In sum, the Court of Appeals said disciplinary proceedings could continue against Michael Cunningham, a former Labor Department employee, but dismissed four charges that were based on evidence gathered by a global positioning system attached to his car. The court said state investigators' search was unreasonable because they did not make good efforts to avoid tracking Cunningham outside of business hours.
"While the search did not require a warrant, it did not comply with either the State or Federal Constitution unless it was a reasonable search,” Judge Robert Smith wrote for the court. “We conclude that the state has failed to demonstrate that this search was reasonable.”
Three of the seven judges on the panel concurred with dismissing the GPS-based charges against Cunningham.

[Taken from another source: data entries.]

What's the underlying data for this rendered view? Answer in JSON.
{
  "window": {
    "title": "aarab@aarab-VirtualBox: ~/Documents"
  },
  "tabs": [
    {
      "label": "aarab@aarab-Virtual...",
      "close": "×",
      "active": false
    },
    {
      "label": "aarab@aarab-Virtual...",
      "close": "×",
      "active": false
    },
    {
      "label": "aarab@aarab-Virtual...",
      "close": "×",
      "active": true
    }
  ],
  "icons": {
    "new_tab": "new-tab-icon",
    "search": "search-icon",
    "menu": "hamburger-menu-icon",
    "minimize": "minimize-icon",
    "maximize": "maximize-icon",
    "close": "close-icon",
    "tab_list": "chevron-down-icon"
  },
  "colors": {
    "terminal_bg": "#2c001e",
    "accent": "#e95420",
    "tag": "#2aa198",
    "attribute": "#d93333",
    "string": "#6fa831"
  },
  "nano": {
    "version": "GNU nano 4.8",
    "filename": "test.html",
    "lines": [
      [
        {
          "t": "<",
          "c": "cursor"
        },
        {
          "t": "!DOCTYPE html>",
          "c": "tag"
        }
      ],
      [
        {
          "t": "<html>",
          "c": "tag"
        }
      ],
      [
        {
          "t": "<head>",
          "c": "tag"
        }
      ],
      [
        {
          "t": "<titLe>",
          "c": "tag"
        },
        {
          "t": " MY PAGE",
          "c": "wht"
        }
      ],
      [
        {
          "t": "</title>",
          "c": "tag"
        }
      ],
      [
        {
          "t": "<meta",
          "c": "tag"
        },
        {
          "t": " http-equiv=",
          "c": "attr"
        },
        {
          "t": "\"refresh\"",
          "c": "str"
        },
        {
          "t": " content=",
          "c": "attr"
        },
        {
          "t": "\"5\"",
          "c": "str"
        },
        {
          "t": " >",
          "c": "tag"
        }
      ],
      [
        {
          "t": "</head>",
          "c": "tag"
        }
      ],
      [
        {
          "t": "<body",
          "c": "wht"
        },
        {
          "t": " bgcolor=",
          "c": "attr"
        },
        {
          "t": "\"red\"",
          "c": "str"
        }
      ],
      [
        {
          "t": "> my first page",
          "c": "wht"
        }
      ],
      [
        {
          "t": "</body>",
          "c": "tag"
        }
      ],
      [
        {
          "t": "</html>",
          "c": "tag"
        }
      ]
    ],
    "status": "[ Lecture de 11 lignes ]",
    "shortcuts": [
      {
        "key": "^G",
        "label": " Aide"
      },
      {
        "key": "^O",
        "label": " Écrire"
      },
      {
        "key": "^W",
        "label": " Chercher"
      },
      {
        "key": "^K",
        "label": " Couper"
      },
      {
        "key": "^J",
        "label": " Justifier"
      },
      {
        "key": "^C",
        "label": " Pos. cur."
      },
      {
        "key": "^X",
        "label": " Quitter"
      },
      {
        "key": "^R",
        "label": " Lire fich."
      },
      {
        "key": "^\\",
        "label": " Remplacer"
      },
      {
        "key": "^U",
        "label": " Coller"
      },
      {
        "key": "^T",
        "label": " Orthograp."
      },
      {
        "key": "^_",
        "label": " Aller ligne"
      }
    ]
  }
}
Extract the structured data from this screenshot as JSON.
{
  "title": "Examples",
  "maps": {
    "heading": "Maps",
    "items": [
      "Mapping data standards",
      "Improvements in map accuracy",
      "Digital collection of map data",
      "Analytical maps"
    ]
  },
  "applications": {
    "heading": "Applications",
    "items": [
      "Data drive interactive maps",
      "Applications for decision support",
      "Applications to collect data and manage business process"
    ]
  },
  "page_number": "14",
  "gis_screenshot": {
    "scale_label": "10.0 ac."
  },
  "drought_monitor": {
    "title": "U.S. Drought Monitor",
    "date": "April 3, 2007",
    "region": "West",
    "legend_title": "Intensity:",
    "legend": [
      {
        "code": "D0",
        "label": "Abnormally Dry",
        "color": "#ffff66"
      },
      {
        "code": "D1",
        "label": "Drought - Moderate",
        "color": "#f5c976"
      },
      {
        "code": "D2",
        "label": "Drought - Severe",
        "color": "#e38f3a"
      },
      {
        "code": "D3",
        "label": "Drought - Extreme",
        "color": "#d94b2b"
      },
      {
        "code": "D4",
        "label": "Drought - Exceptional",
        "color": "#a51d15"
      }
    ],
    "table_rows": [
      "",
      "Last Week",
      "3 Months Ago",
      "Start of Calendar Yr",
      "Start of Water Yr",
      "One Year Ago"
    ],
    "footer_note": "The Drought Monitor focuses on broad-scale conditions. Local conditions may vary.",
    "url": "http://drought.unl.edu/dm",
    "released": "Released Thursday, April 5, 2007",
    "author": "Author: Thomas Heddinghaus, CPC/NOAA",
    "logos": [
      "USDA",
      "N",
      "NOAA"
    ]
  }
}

But they disagreed on the warrant.
“No New York court has ever permitted government employers to search employees’ personal cars without a warrant, and the majority creates a dangerous precedent by allowing them to do so now,” Judge Sheila Abdus-Salaam wrote for the minority.
Cunningham reportedly was fired in 2010 after a hearing officer concluded he claimed pay for hours when he wasn't working.